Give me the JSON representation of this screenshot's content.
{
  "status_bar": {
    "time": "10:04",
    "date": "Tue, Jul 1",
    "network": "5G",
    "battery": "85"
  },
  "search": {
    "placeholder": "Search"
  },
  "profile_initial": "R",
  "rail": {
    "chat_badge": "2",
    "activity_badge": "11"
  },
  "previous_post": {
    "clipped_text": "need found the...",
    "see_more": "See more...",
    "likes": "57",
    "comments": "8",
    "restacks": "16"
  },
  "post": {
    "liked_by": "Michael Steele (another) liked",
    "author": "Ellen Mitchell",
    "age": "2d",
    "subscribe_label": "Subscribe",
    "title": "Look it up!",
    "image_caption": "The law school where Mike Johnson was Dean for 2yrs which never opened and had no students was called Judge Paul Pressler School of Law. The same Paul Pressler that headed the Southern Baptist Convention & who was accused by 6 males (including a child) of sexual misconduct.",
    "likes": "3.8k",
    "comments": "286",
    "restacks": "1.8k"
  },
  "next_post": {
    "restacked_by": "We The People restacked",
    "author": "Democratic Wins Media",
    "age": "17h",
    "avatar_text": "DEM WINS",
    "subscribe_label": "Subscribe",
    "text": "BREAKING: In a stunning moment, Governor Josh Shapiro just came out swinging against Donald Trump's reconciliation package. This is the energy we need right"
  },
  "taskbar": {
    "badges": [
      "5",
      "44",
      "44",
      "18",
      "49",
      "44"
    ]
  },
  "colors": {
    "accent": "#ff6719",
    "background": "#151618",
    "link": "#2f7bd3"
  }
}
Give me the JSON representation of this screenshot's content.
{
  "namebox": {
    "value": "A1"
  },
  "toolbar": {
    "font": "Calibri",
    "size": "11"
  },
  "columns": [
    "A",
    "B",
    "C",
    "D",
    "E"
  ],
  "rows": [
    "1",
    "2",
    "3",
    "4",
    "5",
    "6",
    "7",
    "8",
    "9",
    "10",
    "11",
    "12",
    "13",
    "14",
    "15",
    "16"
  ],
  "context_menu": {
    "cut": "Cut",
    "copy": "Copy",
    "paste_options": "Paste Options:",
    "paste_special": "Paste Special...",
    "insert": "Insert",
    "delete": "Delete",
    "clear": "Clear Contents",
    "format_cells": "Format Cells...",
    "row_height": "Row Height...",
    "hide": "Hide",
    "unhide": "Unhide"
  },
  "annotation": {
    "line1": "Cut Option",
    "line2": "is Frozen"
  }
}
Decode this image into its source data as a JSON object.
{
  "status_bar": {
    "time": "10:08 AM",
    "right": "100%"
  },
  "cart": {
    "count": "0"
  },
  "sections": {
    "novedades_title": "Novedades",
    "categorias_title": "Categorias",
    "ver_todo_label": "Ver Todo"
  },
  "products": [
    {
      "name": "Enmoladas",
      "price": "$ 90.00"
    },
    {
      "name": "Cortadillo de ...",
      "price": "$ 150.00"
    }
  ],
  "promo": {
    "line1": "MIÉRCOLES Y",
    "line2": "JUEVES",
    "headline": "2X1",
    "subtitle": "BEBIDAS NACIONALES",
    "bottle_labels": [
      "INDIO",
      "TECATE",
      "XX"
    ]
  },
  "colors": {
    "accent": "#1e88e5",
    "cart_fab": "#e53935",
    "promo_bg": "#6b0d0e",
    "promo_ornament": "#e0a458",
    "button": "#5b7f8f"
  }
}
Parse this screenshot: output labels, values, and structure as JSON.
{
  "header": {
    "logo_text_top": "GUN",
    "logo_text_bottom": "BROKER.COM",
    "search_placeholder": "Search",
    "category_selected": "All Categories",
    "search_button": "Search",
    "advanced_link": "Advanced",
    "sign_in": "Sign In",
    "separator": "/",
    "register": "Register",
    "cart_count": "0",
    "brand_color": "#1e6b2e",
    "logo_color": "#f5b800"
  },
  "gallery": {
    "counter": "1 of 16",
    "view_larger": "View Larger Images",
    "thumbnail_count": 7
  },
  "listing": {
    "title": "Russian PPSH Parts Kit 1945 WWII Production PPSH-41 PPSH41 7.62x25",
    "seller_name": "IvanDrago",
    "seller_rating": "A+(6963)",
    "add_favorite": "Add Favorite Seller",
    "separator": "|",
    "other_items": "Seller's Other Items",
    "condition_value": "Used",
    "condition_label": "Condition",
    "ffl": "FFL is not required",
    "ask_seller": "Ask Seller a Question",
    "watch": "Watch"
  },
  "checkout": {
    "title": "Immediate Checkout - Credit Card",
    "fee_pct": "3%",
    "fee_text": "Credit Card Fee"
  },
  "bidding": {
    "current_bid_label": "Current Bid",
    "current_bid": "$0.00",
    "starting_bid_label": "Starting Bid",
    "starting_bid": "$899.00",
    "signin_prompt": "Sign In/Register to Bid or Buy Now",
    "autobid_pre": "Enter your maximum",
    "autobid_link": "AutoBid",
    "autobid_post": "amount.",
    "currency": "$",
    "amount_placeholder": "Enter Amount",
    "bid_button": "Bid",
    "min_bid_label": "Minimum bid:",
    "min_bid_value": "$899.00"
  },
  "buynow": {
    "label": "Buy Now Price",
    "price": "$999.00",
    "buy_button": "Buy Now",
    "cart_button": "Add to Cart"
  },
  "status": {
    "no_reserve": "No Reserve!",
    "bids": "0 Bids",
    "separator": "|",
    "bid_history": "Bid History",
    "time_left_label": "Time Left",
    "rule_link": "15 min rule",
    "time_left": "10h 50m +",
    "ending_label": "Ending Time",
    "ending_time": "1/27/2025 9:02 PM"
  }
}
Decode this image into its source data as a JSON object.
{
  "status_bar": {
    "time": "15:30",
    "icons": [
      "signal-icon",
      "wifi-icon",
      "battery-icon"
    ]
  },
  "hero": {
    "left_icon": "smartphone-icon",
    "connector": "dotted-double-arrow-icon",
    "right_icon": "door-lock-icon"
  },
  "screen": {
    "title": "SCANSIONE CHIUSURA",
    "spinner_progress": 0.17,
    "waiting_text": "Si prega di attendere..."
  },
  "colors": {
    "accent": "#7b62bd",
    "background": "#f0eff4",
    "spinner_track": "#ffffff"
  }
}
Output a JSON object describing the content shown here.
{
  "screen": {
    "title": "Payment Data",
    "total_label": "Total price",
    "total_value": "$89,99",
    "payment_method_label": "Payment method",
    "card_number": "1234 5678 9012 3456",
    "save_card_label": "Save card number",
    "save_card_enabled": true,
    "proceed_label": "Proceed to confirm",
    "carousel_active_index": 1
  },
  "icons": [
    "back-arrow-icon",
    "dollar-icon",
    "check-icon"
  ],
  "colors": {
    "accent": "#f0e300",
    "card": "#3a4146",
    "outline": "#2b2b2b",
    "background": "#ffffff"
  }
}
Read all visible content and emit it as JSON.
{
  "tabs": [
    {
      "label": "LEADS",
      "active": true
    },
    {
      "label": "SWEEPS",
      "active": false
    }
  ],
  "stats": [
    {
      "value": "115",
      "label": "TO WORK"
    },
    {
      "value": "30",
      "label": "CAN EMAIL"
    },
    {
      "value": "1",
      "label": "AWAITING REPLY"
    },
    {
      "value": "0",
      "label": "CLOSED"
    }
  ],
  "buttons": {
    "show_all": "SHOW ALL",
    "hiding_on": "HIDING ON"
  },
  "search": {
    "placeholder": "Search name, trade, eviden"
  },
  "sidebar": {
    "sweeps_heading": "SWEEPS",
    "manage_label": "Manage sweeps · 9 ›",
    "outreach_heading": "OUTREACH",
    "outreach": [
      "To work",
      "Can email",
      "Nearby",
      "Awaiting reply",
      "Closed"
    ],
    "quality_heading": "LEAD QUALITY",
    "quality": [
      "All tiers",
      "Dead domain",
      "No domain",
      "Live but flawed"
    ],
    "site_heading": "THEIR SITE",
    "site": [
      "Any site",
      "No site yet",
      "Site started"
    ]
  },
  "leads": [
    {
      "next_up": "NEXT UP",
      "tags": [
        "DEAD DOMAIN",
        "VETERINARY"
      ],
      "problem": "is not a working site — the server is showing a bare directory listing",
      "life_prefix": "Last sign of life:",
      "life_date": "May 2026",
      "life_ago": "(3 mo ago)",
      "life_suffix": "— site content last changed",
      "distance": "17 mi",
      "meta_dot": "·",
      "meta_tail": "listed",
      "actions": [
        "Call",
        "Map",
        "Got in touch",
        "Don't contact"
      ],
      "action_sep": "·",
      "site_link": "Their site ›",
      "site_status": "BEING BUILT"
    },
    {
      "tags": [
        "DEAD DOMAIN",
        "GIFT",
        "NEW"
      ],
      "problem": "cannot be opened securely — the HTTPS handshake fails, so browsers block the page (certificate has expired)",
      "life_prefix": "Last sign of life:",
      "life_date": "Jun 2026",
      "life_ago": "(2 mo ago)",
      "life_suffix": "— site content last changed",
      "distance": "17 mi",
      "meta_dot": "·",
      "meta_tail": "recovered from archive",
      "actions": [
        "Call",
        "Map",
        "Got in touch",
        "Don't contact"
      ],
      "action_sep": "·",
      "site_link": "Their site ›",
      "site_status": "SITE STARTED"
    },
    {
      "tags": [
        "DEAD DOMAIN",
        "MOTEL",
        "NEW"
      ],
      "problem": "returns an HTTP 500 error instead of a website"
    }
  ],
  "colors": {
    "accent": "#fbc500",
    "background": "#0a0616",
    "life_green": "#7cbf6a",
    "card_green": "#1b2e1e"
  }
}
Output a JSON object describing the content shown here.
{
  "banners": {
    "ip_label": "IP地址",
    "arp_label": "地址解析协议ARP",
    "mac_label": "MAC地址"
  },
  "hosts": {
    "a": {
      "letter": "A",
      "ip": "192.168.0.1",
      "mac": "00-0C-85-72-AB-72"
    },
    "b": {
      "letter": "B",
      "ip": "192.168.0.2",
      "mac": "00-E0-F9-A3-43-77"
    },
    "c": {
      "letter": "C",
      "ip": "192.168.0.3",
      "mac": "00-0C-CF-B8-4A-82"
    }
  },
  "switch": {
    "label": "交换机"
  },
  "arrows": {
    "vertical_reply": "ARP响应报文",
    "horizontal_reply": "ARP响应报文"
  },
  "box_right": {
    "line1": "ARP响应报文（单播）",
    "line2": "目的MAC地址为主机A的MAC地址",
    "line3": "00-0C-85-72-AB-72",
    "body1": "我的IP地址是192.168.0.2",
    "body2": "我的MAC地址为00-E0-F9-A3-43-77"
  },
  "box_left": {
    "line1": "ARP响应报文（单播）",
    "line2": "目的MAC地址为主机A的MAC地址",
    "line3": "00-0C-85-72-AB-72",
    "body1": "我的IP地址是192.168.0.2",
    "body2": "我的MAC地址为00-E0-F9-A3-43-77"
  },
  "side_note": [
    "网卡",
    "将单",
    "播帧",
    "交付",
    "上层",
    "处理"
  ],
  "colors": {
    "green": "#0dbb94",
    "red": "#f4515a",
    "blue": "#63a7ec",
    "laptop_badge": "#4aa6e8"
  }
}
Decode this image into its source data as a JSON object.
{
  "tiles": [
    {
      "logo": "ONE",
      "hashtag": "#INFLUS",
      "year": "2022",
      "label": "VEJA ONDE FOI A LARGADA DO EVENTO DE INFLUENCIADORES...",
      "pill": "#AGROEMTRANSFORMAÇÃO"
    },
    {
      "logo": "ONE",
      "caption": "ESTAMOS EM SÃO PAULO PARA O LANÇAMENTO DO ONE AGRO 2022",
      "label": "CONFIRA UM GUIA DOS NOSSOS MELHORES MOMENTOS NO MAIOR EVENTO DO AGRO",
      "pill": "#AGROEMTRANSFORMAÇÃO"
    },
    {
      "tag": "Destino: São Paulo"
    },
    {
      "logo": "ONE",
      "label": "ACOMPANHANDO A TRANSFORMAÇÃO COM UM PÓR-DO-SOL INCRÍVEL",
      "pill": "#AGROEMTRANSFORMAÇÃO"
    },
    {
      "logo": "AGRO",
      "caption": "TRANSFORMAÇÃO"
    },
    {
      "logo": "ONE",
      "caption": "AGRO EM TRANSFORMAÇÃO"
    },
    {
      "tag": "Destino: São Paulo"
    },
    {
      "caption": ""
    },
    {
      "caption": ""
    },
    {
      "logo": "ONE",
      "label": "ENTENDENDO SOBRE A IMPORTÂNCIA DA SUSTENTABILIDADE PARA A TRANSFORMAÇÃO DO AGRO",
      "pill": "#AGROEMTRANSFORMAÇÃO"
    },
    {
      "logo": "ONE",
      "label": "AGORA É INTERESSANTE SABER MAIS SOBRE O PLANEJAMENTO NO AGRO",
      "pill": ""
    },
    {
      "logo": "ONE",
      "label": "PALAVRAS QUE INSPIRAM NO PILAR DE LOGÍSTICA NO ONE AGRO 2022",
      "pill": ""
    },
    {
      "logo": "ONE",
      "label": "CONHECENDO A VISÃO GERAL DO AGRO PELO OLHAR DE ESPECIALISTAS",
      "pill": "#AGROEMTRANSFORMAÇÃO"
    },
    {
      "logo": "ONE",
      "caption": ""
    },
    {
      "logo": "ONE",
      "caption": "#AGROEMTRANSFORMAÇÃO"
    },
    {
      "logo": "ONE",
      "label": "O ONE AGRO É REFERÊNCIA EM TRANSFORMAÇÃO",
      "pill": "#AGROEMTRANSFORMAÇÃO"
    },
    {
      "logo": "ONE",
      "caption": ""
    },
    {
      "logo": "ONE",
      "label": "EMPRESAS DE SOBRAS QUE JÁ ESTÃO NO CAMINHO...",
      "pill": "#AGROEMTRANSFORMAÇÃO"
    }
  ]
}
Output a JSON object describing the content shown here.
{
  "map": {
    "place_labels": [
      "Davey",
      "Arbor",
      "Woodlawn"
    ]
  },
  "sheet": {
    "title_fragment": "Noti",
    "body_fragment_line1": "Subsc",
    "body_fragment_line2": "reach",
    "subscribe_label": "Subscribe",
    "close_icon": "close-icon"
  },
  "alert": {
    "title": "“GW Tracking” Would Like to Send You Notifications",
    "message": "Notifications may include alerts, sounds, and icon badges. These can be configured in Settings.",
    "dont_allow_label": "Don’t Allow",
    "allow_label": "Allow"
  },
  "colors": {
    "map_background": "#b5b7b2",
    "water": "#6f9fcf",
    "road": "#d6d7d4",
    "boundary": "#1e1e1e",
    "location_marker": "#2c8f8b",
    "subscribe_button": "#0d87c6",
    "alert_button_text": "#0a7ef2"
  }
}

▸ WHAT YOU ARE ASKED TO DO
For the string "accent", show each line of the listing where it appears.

▸ TASK ANSWER
    "accent": "#ff6719",
    "accent": "#1e88e5",
    "accent": "#7b62bd",
    "accent": "#f0e300",
    "accent": "#fbc500",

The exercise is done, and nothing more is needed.